A mother gives her newborn many gifts to have a healthy start to life: she provides food, she provides care, and offers an endless supply of love. A mother also gives a gift that is special because it can come only from her – immunity against deadly diseases. During pregnancy, a mother shares her immunity with her newborn, whose own immune system is not yet fully formed and needs time to develop.
We are learning more about a mother’s gift of immunity, and that there are simple ways to help mom increase the chances for baby to have a healthy start. New research – including a study from South Africa published today in the New England Journal of Medicine – suggests that making sure mothers receive essential vaccines during pregnancy is a powerful gift to newborns. The protection that vaccines provide mom can be transferred to baby.
The protection that vaccines provide mom can be transferred to baby.

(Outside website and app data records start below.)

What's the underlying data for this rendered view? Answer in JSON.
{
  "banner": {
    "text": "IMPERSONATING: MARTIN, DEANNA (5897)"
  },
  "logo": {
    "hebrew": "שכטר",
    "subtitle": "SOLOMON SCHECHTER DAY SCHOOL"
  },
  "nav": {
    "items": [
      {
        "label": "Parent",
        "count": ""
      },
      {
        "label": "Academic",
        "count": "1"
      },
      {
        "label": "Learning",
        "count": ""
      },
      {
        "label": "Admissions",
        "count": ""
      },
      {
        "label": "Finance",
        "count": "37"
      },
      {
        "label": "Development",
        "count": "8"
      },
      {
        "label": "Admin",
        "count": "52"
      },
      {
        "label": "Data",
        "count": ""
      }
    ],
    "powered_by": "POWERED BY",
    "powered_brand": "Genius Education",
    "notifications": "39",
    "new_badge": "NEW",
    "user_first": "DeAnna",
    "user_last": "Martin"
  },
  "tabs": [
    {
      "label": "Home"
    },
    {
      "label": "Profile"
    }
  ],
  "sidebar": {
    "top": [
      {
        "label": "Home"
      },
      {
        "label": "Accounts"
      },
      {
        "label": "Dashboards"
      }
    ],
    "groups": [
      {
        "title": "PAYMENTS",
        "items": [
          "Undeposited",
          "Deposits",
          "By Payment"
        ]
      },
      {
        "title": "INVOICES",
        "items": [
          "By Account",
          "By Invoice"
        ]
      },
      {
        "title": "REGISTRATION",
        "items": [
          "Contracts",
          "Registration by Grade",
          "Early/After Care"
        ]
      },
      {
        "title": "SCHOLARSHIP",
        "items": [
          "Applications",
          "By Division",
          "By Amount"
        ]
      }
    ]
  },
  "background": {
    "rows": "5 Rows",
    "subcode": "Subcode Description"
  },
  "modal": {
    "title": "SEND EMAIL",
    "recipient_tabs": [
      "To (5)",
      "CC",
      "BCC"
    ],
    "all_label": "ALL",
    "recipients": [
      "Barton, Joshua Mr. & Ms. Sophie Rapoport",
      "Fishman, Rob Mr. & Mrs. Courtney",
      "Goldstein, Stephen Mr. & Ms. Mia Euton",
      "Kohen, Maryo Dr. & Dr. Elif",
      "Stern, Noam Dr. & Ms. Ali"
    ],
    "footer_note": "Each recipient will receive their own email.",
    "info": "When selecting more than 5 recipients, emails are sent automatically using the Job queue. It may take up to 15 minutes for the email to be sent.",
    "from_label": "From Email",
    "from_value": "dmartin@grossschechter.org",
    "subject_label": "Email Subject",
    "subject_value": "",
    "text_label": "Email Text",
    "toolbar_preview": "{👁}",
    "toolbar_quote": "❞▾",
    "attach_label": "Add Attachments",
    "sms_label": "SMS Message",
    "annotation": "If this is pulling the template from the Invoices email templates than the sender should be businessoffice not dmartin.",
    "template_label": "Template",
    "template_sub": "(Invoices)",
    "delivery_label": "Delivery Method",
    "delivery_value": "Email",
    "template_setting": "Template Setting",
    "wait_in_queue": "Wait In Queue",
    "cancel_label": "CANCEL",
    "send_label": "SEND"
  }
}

The South Africa study was conducted by the University of the Witwatersrand and focused on influenza, or flu. Influenza is a major health concern for both newborns and pregnant mothers, who are at heightened risk for serious illness and death due to flu. The study found that providing flu vaccines to mothers while they were pregnant was safe and helped protect mom from getting sick. Critically, the mother’s protection against flu was gifted to her newborn, who was also protected.
These findings corroborate results from previous research in Bangladesh, and support recommendations from the World Health Organization that pregnant mothers be prioritized for flu vaccines. The foundation provided support to the South Africa and Bangladesh studies, and is supporting companion research underway in Mali and Nepal. Altogether more than 10,000 moms and their babies will participate in this important research.
Conducting studies in different populations and geographies allows us to learn additional things in each place. For example, the South Africa study was able to evaluate whether the flu vaccine was safe and effective in mothers regardless of HIV status. This is a key consideration because HIV is a serious health problem in the country.
Vaccinating mom to protect baby is a novel solution to the long-standing challenge of reducing neonatal mortality. Flu vaccine was not developed for newborns and is not approved for children younger than 6 months of age. Research is needed to evaluate the safety and effectiveness of a maternal immunization strategy to prevent other diseases of newborns, such as infections due to the Respiratory Syncytial Virus (RSV), whooping cough (Pertussis), the Group B Streptococcus (GBS) and Tetanus. These infections disproportionately affect neonates and are preventable by vaccines.
Every year, more than 3 million newborns die during their first four weeks of life, often from vaccine-preventable infections. Harnessing a mother’s gift to build children’s immunity is a promising strategy to save lives. Every child deserves a healthy start to life, and every mother deserves the chance to provide that start.